(Website and app data records)
-- Opening Marker --
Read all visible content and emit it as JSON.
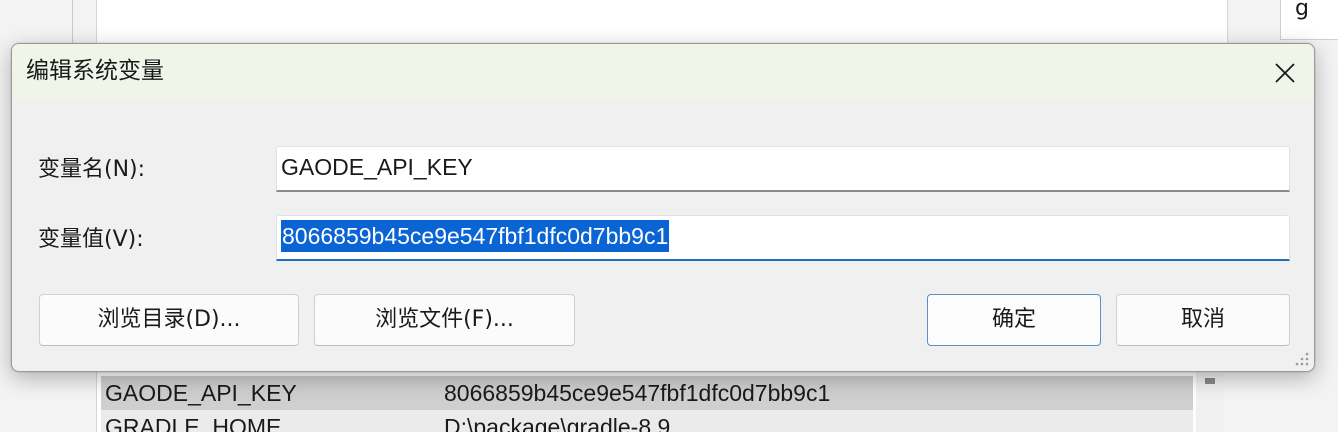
{
  "background": {
    "right_box_char": "g",
    "list_rows": [
      {
        "name": "GAODE_API_KEY",
        "value": "8066859b45ce9e547fbf1dfc0d7bb9c1"
      },
      {
        "name": "GRADLE_HOME",
        "value": "D:\\package\\gradle-8.9"
      }
    ]
  },
  "dialog": {
    "title": "编辑系统变量",
    "close_icon": "close-icon",
    "name_label": "变量名(N):",
    "name_value": "GAODE_API_KEY",
    "value_label": "变量值(V):",
    "value_value": "8066859b45ce9e547fbf1dfc0d7bb9c1",
    "buttons": {
      "browse_dir": "浏览目录(D)...",
      "browse_file": "浏览文件(F)...",
      "ok": "确定",
      "cancel": "取消"
    }
  },
  "colors": {
    "title_bar": "#eff5e9",
    "selection": "#0a64d4",
    "accent": "#1f6fc1"
  }
}
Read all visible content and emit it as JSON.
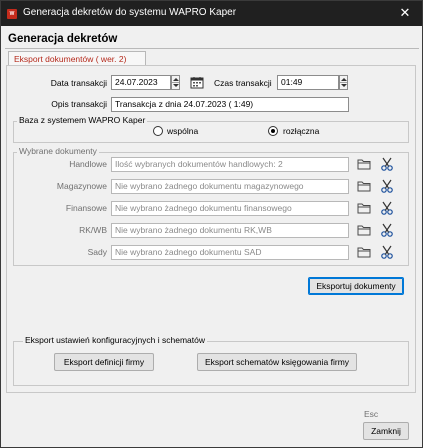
{
  "window": {
    "title": "Generacja dekretów do systemu WAPRO Kaper",
    "app_icon": "wapro-app-icon",
    "close_glyph": "✕"
  },
  "page": {
    "heading": "Generacja dekretów"
  },
  "tab": {
    "label": "Eksport dokumentów ( wer. 2)"
  },
  "transaction": {
    "date_label": "Data transakcji",
    "date_value": "24.07.2023",
    "time_label": "Czas transakcji",
    "time_value": "01:49",
    "description_label": "Opis transakcji",
    "description_value": "Transakcja z dnia 24.07.2023 ( 1:49)"
  },
  "database": {
    "group_title": "Baza z systemem WAPRO Kaper",
    "option_shared": "wspólna",
    "option_separate": "rozłączna",
    "selected": "rozłączna"
  },
  "documents": {
    "group_title": "Wybrane dokumenty",
    "rows": [
      {
        "label": "Handlowe",
        "value": "Ilość wybranych dokumentów handlowych: 2"
      },
      {
        "label": "Magazynowe",
        "value": "Nie wybrano żadnego dokumentu magazynowego"
      },
      {
        "label": "Finansowe",
        "value": "Nie wybrano żadnego dokumentu finansowego"
      },
      {
        "label": "RK/WB",
        "value": "Nie wybrano żadnego dokumentu RK,WB"
      },
      {
        "label": "Sady",
        "value": "Nie wybrano żadnego dokumentu SAD"
      }
    ]
  },
  "export_button": "Eksportuj dokumenty",
  "config_export": {
    "group_title": "Eksport ustawień konfiguracyjnych i schematów",
    "definitions_button": "Eksport definicji firmy",
    "schemes_button": "Eksport schematów księgowania firmy"
  },
  "footer": {
    "esc_hint": "Esc",
    "close_button": "Zamknij"
  },
  "colors": {
    "title_bar": "#202020",
    "tab_text": "#b52a1c",
    "accent_border": "#0078d7",
    "folder_icon": "#4a4a4a",
    "scissors_icon": "#1a4f9c"
  }
}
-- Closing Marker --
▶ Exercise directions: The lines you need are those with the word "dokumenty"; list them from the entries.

▶ Task answer:
    "group_title": "Wybrane dokumenty",
  "export_button": "Eksportuj dokumenty",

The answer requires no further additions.